------ Provided information
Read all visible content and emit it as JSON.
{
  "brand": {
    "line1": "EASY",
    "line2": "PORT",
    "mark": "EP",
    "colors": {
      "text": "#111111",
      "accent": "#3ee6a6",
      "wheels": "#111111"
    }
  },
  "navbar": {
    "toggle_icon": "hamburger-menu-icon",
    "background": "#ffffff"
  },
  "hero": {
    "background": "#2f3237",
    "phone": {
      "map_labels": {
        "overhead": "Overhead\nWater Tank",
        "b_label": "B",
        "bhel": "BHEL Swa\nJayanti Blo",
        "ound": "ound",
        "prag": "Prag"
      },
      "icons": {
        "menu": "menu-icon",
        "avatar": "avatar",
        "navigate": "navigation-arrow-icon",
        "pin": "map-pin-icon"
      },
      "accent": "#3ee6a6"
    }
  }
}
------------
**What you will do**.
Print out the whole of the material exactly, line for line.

**Answer to this exercise**.
Read all visible content and emit it as JSON.
{
  "brand": {
    "line1": "EASY",
    "line2": "PORT",
    "mark": "EP",
    "colors": {
      "text": "#111111",
      "accent": "#3ee6a6",
      "wheels": "#111111"
    }
  },
  "navbar": {
    "toggle_icon": "hamburger-menu-icon",
    "background": "#ffffff"
  },
  "hero": {
    "background": "#2f3237",
    "phone": {
      "map_labels": {
        "overhead": "Overhead\nWater Tank",
        "b_label": "B",
        "bhel": "BHEL Swa\nJayanti Blo",
        "ound": "ound",
        "prag": "Prag"
      },
      "icons": {
        "menu": "menu-icon",
        "avatar": "avatar",
        "navigate": "navigation-arrow-icon",
        "pin": "map-pin-icon"
      },
      "accent": "#3ee6a6"
    }
  }
}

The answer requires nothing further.